[Dataset rows for apps and sites]

+ + + +

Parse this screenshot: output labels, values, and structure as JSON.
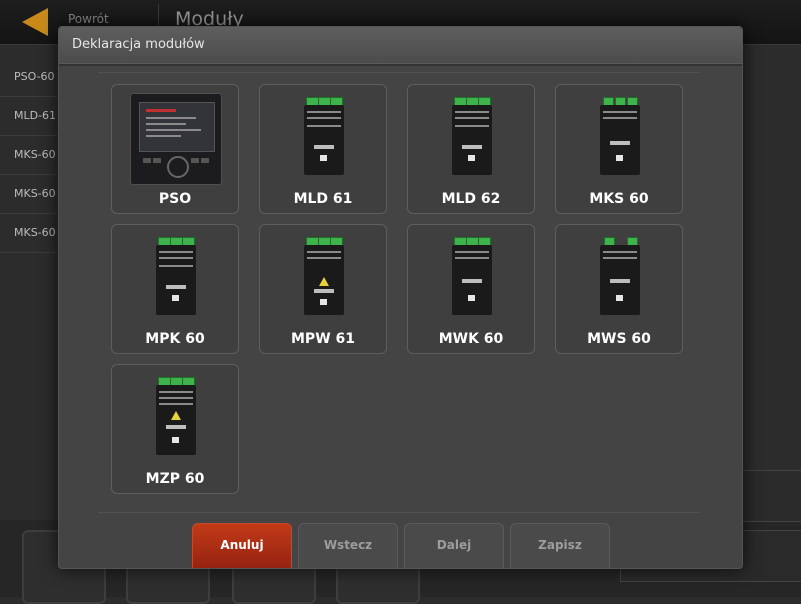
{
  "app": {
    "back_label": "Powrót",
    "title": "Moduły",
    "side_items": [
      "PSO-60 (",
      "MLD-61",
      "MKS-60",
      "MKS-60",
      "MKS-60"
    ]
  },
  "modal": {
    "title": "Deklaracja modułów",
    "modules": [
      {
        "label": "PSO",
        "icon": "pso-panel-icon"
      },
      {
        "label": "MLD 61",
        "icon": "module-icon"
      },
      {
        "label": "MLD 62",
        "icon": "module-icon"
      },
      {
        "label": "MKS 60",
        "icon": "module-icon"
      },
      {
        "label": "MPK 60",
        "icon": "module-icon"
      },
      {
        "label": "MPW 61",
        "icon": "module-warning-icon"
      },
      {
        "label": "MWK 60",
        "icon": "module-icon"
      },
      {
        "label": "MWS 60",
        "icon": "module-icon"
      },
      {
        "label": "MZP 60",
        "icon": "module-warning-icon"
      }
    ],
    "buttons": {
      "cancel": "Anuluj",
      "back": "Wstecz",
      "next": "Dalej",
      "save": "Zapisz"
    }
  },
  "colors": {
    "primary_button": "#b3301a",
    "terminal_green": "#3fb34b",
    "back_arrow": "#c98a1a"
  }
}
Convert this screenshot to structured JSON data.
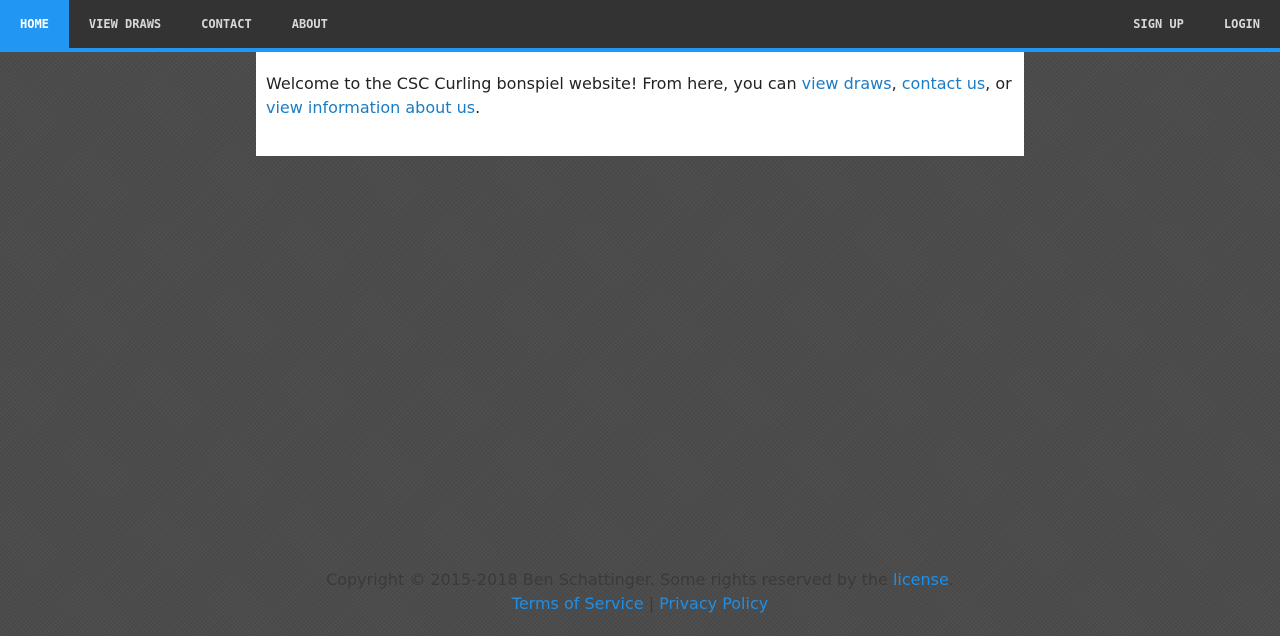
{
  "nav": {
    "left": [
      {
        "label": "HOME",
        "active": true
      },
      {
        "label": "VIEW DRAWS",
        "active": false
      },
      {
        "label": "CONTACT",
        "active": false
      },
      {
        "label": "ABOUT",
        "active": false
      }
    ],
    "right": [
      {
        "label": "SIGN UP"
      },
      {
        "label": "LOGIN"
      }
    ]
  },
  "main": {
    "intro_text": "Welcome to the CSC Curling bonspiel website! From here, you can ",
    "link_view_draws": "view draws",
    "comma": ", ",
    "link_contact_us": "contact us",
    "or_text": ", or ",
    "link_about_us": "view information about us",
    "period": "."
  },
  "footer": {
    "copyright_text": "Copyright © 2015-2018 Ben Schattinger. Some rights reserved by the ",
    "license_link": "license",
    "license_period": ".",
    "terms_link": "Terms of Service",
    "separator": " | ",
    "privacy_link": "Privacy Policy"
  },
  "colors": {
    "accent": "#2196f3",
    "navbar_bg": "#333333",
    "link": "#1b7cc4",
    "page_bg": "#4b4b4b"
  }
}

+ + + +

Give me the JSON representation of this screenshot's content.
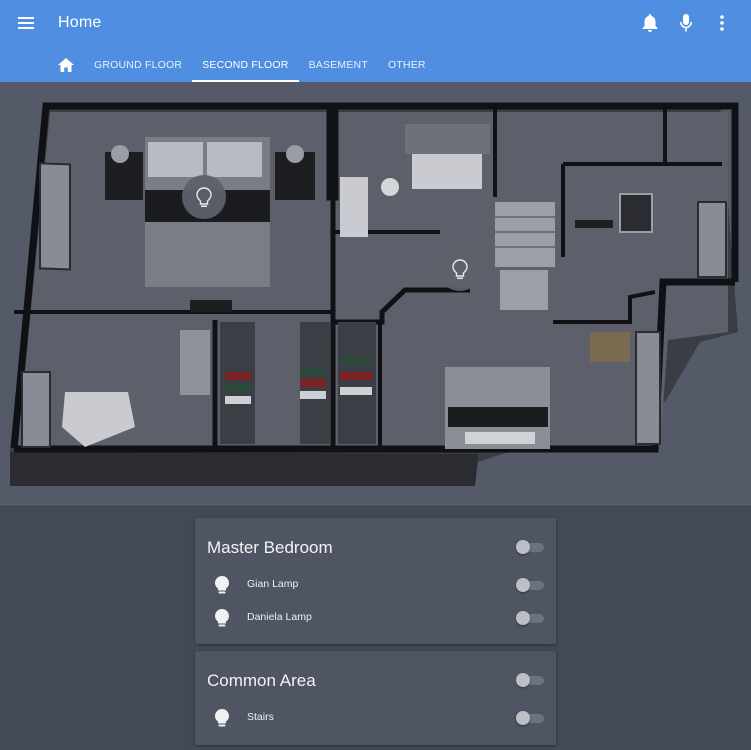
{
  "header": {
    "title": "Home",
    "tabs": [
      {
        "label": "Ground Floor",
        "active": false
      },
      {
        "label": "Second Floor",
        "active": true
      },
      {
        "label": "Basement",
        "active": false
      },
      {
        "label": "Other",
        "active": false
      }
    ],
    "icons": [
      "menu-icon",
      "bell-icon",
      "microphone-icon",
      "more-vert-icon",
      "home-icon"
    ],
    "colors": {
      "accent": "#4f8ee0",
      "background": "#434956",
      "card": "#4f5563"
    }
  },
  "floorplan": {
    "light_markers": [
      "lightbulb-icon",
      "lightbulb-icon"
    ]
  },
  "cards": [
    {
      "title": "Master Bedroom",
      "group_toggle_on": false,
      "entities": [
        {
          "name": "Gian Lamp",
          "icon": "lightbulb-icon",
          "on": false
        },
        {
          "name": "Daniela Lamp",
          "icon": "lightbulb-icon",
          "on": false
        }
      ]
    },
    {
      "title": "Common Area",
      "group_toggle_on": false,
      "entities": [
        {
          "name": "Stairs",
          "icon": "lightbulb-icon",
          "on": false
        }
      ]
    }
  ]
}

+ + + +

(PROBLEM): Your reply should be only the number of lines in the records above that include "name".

(SOLUTION TO THIS TASK): 3